WHAT TO PRODUCE: The line containing "Convert this screenshot" and every line after it, through the end of the records below, are to be reproduced exactly, with the pictures left out.

SUPPLIED RECORDS:
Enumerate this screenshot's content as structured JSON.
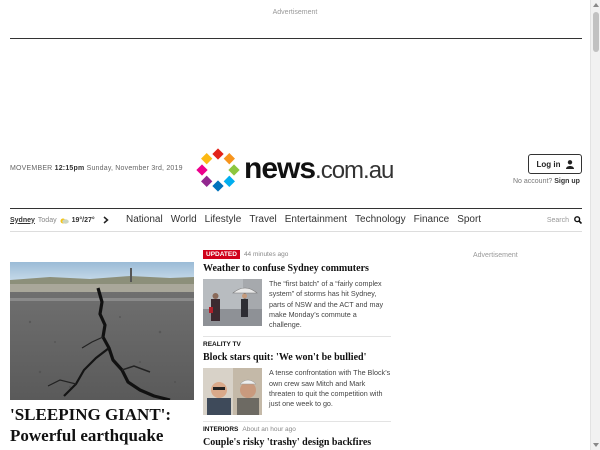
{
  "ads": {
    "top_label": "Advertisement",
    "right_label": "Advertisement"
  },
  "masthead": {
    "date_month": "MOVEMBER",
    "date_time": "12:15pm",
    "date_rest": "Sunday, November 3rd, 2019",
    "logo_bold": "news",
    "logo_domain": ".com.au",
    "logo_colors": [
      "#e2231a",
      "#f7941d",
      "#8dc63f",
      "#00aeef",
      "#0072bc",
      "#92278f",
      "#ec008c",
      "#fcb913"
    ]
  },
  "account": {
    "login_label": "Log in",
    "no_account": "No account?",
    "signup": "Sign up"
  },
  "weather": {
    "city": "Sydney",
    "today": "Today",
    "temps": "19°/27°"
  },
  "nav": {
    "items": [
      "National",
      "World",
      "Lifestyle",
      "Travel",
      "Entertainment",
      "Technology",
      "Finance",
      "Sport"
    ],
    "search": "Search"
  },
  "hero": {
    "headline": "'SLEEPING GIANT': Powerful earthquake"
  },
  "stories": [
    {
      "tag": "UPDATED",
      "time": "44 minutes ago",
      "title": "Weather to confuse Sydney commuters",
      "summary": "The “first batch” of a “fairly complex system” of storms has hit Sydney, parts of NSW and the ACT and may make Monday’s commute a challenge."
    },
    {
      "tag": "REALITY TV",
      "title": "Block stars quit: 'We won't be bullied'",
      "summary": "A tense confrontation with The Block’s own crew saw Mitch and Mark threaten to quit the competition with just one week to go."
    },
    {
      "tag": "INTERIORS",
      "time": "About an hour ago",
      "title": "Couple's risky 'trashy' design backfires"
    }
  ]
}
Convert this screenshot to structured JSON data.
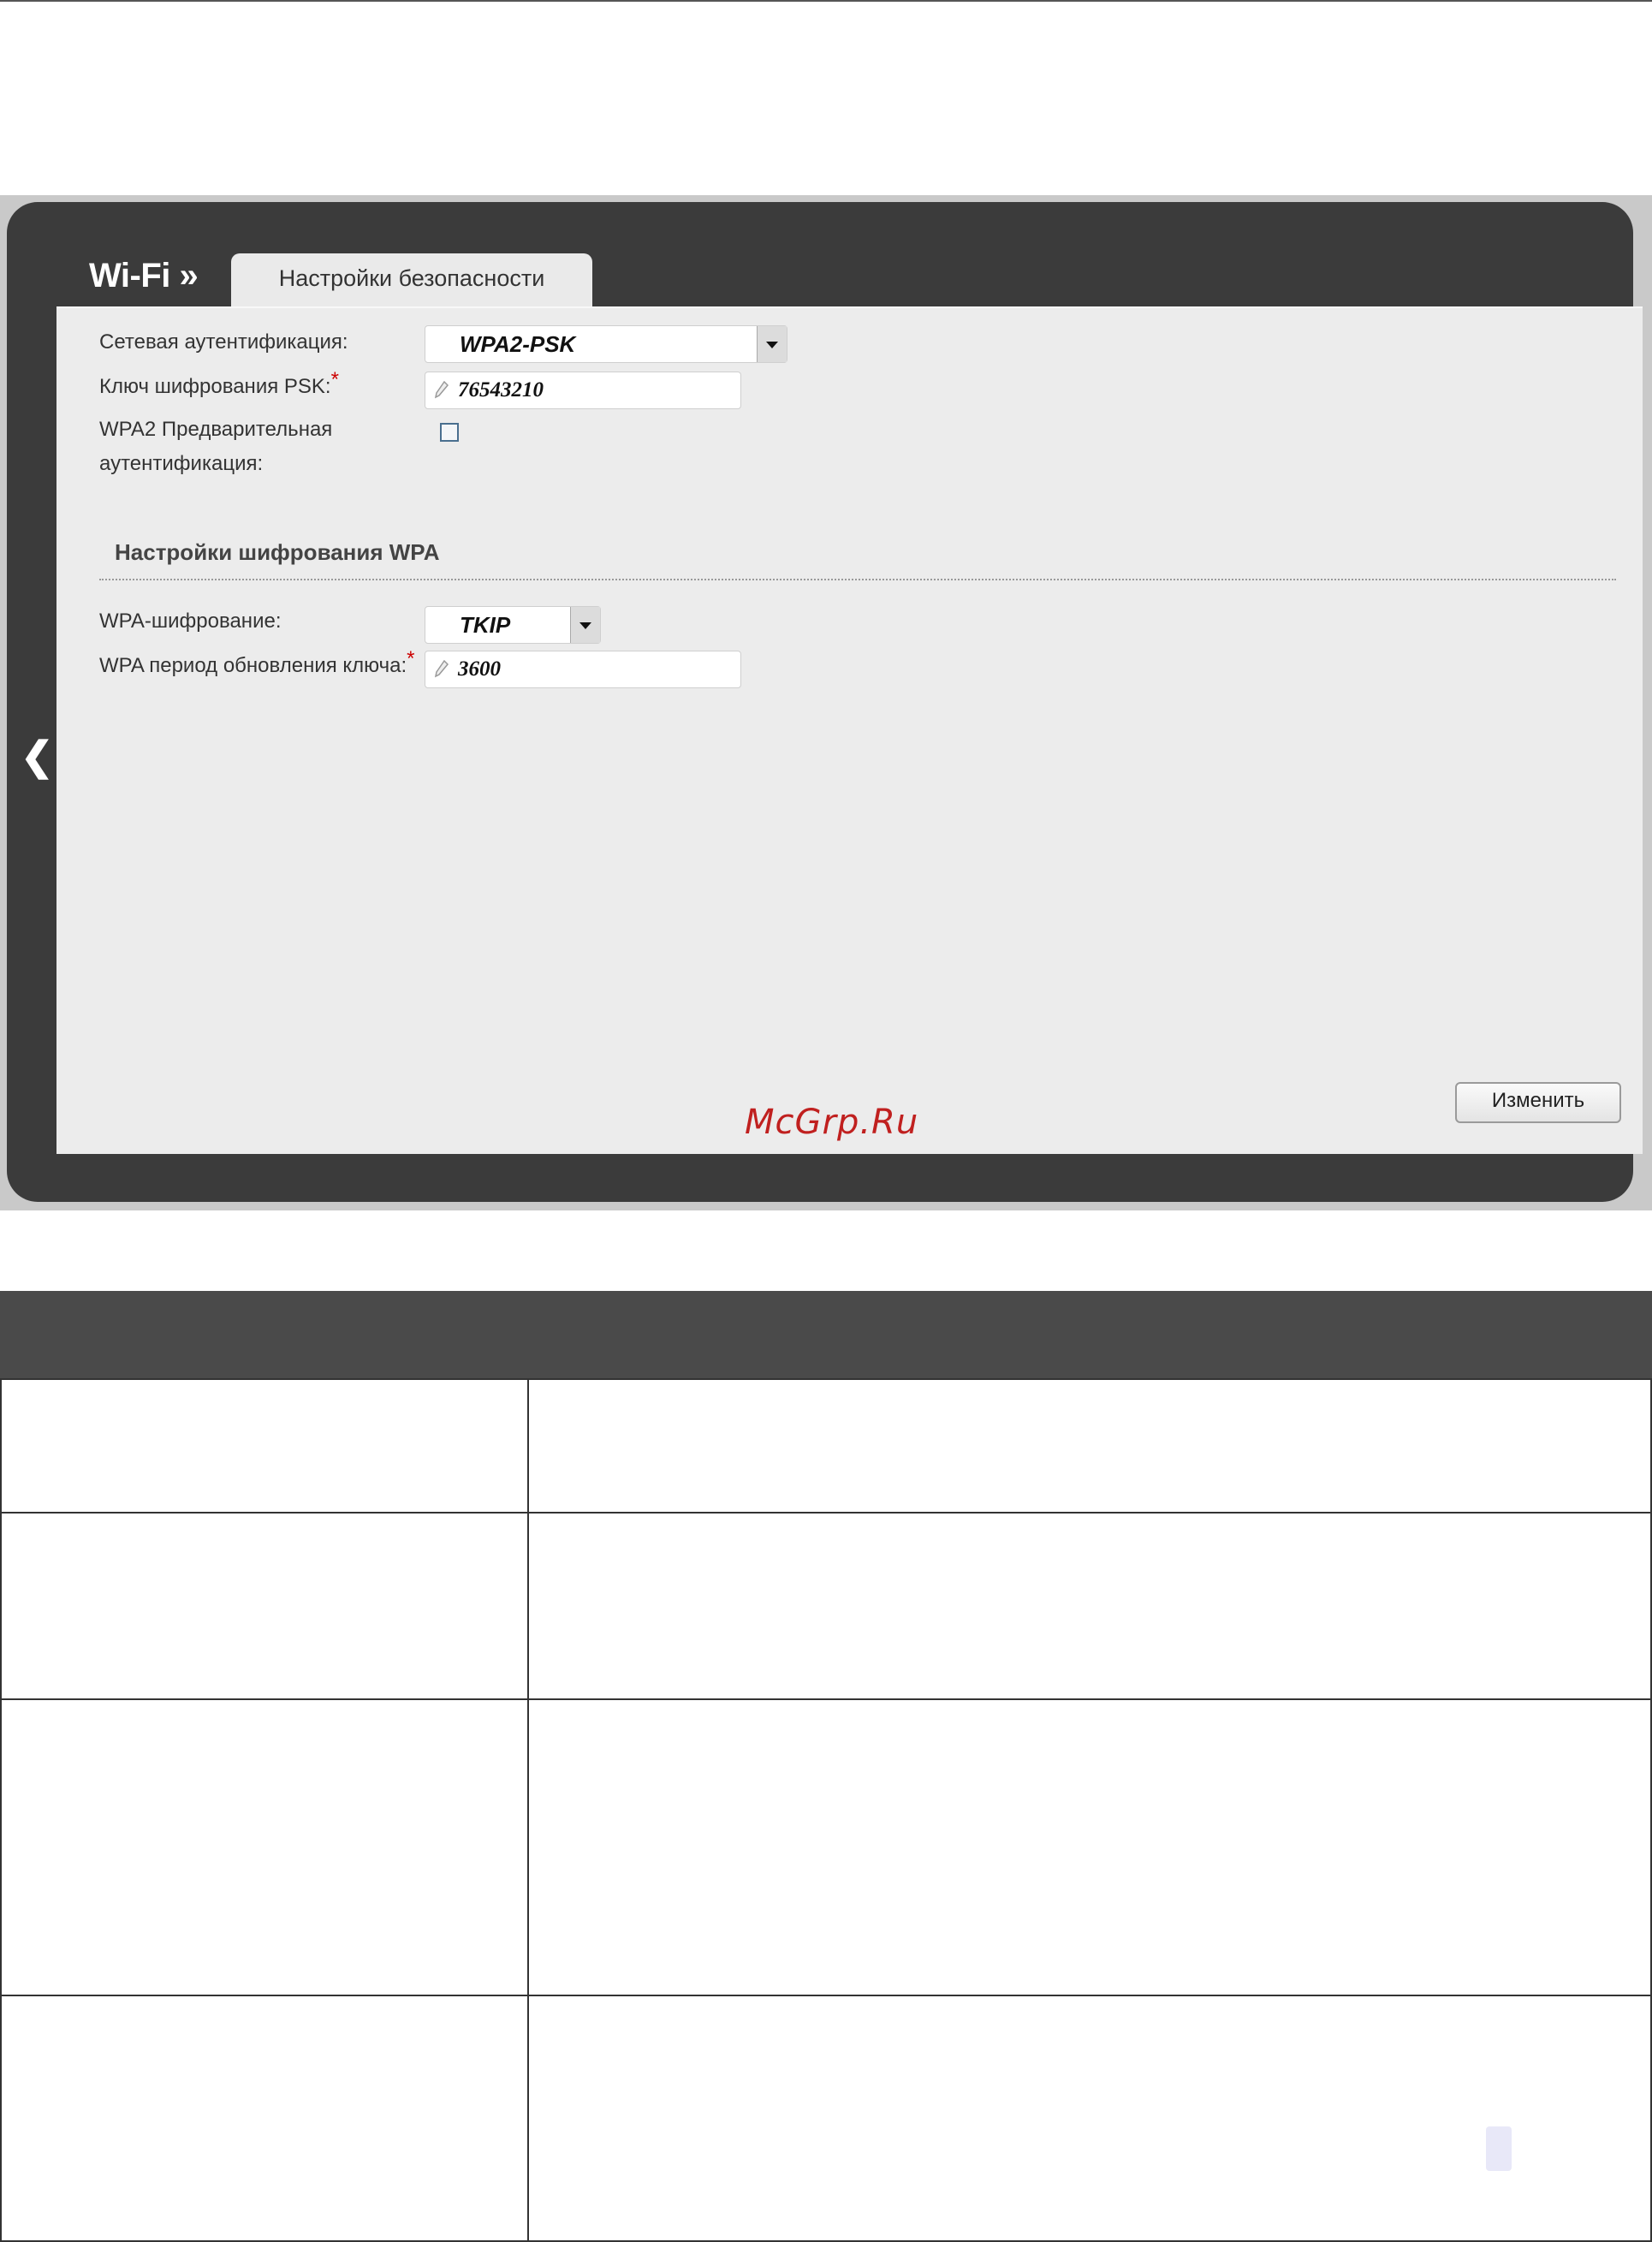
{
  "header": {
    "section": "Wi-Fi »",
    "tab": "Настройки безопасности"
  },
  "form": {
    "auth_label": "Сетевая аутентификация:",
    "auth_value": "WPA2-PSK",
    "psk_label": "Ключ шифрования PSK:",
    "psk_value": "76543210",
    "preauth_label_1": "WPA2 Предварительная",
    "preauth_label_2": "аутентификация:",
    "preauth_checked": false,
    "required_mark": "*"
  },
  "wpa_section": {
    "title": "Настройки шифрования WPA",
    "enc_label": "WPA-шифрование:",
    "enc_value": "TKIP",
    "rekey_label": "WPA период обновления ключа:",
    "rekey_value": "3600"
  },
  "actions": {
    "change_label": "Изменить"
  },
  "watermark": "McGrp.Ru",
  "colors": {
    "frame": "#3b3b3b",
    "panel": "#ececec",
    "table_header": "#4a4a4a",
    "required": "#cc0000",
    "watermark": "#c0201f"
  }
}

TASK OUTPUT:
Convert this screenshot to structured JSON data.
{
  "header": {
    "section": "Wi-Fi »",
    "tab": "Настройки безопасности"
  },
  "form": {
    "auth_label": "Сетевая аутентификация:",
    "auth_value": "WPA2-PSK",
    "psk_label": "Ключ шифрования PSK:",
    "psk_value": "76543210",
    "preauth_label_1": "WPA2 Предварительная",
    "preauth_label_2": "аутентификация:",
    "preauth_checked": false,
    "required_mark": "*"
  },
  "wpa_section": {
    "title": "Настройки шифрования WPA",
    "enc_label": "WPA-шифрование:",
    "enc_value": "TKIP",
    "rekey_label": "WPA период обновления ключа:",
    "rekey_value": "3600"
  },
  "actions": {
    "change_label": "Изменить"
  },
  "watermark": "McGrp.Ru",
  "colors": {
    "frame": "#3b3b3b",
    "panel": "#ececec",
    "table_header": "#4a4a4a",
    "required": "#cc0000",
    "watermark": "#c0201f"
  }
}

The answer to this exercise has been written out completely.